Infection, she said, would “delay wound healing” and cause increased pain. Such infections can also become serious.
The procedure is only possible for planned cesarean sections and high-risk pregnancies. Your doctor must consider your individual risk before agreeing to carry out the operation.
Despite these risks and caveats, the procedure offers advantages. One of these, says Urbina, “is helping to ensure that the patient feels involved and in control of their own birth experience.”
“Helping a patient deliver her own baby via cesarean section can be a very satisfying and memorable experience for someone who originally envisioned a vaginal birth,” she said.
What does the preparation look like?
Evans says her doctor, Lynn Townsend, researched the procedure, considered the risks and agreed to perform the surgery. She then fought for Evans with hospital management and ultimately secured their approval to perform the operation.
In the weeks leading up to the birth, Evans said she and Townsend “discussed the logistics of birth and the importance of ensuring a sterile environment and practiced the steps involved.”
This included having Evans undergo a surgical hand wash and donning a gown and sterile gloves while lying on her back.
““We rehearsed the timing at which I would reach down to deliver my baby from the womb and the speed at which I would lift him to my breast to ensure Dr. “Townsend had enough time to check that the umbilical cord was of sufficient length,” said Evans.
In addition to discussing the usual risks of a C-section, Townsend also explained to Evans that if the baby was in distress or went into labor spontaneously, they would not be able to go through with their plan.
None of these scenarios came to pass, and when the day of the scheduled C-section came, Evans experienced something very different than her previous births.
“Compared to my first c-section, it felt much less clinical and I felt much more connected to the procedure and everyone else in the room. I was informed every step of the way, which really helped me feel like part of the team,” she said.
“I had watched every step of the operation, and when I reached the point where I reached down to lift her out, I was so emotional from the preparation to that moment. “She cried as soon as she came out of the womb and as soon as I placed her on my chest over my beating heart, she instantly calmed down like magic,” Evans said.
Evans noted that the immediate skin-to-skin contact she described can also occur during a normal C-section and that patients should ask their doctors about this possibility.
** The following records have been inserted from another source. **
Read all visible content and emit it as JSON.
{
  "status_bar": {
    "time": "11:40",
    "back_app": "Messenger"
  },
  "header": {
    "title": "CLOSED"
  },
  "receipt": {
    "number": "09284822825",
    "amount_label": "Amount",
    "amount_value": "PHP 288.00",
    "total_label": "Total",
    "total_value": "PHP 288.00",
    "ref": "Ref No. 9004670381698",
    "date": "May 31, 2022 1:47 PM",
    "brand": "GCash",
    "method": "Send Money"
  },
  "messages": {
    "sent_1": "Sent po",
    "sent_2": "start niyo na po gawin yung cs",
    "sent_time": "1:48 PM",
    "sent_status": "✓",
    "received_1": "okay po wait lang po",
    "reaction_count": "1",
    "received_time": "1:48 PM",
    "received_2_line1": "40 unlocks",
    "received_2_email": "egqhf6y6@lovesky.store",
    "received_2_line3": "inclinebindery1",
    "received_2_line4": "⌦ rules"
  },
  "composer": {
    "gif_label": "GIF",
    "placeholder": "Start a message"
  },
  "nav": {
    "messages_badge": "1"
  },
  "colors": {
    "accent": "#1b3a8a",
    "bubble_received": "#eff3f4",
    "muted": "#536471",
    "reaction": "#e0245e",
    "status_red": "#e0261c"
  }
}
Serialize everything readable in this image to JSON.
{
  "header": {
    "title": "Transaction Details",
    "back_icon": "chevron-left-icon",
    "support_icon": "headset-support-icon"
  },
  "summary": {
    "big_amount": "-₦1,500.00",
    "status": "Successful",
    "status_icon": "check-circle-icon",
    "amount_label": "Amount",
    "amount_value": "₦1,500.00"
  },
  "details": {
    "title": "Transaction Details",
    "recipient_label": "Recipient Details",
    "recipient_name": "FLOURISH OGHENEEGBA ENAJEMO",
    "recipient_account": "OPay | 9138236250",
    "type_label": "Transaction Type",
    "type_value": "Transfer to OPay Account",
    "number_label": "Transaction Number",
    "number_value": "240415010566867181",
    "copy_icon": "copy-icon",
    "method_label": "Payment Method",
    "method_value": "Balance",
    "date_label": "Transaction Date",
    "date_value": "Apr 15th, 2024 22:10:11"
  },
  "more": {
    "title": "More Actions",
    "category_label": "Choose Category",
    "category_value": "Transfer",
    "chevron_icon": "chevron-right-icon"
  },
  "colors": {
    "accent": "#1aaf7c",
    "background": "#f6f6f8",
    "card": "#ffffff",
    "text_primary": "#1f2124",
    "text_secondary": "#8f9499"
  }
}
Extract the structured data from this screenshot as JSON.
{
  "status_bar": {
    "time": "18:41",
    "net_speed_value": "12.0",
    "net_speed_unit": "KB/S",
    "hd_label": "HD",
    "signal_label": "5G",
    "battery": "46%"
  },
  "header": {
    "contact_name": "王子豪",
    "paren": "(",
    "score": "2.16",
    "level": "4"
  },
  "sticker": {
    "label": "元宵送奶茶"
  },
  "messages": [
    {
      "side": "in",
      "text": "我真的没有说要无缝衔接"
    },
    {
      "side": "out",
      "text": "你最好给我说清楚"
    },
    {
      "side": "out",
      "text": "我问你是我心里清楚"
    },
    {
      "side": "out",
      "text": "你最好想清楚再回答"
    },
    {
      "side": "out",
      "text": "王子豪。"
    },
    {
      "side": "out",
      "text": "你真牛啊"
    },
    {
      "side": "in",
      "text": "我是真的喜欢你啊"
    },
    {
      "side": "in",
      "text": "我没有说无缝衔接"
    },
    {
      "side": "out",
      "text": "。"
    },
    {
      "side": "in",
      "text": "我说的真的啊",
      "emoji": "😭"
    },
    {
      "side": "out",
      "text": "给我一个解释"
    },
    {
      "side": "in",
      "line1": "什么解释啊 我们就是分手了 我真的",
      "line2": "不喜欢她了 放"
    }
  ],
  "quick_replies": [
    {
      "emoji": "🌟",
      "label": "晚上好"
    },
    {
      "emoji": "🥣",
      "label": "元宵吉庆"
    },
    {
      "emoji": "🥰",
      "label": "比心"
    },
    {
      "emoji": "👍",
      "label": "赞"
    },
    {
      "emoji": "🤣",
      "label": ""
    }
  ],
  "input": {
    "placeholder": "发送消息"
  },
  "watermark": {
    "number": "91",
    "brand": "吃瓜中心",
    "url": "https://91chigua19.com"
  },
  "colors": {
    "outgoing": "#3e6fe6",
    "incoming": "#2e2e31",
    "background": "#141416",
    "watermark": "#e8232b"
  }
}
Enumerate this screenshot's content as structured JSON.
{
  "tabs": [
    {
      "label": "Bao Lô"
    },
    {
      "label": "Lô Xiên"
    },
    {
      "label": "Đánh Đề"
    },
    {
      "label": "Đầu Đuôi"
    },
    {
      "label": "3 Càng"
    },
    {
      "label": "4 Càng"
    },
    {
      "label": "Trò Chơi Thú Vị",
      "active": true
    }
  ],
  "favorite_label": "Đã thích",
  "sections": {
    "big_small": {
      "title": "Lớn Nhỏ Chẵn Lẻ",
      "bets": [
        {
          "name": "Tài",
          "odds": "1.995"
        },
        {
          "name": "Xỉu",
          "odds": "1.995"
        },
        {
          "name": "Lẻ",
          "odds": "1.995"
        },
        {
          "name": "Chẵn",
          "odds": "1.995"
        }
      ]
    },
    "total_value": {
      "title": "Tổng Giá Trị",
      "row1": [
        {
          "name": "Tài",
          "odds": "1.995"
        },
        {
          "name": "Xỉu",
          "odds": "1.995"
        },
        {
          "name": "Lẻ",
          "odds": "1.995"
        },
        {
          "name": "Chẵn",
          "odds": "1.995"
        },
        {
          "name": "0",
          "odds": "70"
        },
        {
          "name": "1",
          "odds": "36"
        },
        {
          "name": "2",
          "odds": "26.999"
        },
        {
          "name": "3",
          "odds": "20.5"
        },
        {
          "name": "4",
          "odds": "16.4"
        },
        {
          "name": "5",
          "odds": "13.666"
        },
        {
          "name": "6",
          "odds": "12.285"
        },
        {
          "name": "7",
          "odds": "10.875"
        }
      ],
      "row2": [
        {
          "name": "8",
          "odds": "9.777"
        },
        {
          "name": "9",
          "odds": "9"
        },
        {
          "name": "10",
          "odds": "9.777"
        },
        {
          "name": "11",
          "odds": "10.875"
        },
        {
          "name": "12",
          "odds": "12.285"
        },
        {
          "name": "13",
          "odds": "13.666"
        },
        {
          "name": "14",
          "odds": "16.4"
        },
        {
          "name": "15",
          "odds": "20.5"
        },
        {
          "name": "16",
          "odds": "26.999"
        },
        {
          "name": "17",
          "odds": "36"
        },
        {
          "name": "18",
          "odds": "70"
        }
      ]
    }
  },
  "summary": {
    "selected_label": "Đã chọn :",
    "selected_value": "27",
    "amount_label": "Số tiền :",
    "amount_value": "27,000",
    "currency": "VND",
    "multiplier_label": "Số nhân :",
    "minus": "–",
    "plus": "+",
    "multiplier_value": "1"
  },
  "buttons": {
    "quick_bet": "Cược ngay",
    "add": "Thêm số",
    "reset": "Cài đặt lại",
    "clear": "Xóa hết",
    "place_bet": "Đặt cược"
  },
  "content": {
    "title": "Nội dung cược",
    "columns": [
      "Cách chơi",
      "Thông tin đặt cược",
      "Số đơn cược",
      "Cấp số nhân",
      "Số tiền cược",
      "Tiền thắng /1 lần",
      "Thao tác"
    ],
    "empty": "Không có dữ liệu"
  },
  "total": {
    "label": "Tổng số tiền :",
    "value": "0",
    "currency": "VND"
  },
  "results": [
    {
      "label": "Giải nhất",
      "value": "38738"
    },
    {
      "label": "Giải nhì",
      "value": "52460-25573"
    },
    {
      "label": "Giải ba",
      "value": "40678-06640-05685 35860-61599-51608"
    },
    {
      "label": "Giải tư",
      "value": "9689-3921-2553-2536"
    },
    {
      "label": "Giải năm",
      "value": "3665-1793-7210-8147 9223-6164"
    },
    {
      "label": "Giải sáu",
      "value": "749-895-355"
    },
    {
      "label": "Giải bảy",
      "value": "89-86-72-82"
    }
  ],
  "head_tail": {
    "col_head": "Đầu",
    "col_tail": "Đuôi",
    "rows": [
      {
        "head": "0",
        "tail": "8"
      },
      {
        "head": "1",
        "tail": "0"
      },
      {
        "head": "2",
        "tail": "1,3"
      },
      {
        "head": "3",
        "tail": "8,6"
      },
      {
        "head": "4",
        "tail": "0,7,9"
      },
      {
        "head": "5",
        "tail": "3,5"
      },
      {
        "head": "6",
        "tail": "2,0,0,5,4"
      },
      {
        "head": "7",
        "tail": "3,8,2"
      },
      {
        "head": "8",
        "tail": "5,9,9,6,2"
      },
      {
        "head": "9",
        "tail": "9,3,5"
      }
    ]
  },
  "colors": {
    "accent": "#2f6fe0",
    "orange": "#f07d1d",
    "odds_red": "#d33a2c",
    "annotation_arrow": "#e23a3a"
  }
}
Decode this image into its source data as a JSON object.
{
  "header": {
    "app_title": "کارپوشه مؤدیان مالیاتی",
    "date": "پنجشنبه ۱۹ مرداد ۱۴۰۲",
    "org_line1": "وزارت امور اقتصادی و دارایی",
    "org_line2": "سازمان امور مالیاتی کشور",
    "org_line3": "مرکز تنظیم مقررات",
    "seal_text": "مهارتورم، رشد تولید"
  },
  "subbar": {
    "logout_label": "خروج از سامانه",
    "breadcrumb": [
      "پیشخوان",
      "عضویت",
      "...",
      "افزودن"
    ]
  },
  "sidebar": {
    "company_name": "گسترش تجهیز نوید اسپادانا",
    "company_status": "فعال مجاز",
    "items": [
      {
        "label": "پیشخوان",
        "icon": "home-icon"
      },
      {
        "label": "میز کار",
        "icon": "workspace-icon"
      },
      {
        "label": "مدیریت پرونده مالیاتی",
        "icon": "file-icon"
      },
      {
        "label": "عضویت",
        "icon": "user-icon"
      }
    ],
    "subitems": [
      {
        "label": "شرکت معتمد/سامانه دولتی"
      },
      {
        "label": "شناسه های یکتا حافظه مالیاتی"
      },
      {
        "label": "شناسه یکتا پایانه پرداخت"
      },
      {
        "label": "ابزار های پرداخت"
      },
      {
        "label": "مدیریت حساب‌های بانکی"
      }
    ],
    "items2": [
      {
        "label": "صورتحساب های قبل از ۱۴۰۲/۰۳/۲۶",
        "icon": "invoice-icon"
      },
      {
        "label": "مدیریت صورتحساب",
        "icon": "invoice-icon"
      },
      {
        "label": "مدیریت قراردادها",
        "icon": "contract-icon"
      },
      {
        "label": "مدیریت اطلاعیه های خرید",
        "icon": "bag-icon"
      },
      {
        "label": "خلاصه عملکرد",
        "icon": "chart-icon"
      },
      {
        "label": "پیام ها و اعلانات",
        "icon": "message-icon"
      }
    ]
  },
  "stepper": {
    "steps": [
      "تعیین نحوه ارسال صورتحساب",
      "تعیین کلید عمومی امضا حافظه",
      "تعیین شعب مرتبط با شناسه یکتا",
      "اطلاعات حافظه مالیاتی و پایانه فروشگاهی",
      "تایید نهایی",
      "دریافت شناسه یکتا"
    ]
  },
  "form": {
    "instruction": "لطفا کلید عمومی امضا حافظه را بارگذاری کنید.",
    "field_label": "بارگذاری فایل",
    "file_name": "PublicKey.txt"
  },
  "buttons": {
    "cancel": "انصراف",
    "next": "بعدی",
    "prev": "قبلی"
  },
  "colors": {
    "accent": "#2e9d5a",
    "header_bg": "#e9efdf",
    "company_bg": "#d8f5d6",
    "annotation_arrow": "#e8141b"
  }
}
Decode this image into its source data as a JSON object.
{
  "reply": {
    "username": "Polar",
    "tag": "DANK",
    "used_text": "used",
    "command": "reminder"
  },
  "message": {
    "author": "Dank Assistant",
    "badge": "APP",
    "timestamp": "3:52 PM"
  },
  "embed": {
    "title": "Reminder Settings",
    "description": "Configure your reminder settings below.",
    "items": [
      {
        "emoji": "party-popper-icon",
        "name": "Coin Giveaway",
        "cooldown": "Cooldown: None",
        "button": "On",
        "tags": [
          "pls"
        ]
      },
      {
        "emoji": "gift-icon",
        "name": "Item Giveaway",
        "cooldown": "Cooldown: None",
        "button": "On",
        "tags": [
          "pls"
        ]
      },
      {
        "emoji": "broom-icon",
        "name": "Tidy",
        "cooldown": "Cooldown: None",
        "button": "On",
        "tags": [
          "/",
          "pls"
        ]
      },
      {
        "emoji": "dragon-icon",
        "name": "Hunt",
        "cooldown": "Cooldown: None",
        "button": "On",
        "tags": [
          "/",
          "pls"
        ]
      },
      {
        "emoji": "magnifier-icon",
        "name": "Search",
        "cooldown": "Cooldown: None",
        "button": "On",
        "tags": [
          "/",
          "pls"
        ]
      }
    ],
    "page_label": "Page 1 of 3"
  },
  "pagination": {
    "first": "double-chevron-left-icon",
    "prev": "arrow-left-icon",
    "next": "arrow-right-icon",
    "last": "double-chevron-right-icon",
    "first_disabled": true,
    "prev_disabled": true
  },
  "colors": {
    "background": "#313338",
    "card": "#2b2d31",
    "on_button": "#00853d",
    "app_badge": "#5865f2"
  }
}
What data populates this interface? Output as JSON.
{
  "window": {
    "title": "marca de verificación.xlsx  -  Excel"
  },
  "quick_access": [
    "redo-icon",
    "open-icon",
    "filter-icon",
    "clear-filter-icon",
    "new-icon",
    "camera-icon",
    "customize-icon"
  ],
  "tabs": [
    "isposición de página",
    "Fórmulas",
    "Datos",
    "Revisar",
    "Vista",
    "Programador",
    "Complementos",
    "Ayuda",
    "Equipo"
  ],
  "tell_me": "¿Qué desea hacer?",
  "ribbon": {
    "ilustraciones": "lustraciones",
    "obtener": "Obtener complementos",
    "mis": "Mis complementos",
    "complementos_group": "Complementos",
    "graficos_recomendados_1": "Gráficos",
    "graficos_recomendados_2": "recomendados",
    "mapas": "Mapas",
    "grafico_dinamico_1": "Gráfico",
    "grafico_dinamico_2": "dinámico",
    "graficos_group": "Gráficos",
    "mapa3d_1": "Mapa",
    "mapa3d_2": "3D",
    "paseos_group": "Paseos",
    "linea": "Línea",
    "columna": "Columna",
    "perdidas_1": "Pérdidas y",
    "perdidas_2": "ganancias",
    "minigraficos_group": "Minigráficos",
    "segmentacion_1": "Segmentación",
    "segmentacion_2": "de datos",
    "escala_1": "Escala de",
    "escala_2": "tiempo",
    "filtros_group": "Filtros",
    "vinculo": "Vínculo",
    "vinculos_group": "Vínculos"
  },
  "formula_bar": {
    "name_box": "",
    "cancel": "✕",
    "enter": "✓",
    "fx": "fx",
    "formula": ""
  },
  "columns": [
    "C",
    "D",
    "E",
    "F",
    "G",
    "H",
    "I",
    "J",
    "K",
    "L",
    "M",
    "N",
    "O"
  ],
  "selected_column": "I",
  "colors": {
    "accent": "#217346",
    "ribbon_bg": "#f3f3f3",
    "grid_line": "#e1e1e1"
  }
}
More and more hospitals are now offering this option.
“It was one of the most incredible moments of my life and it was worth it,” she said.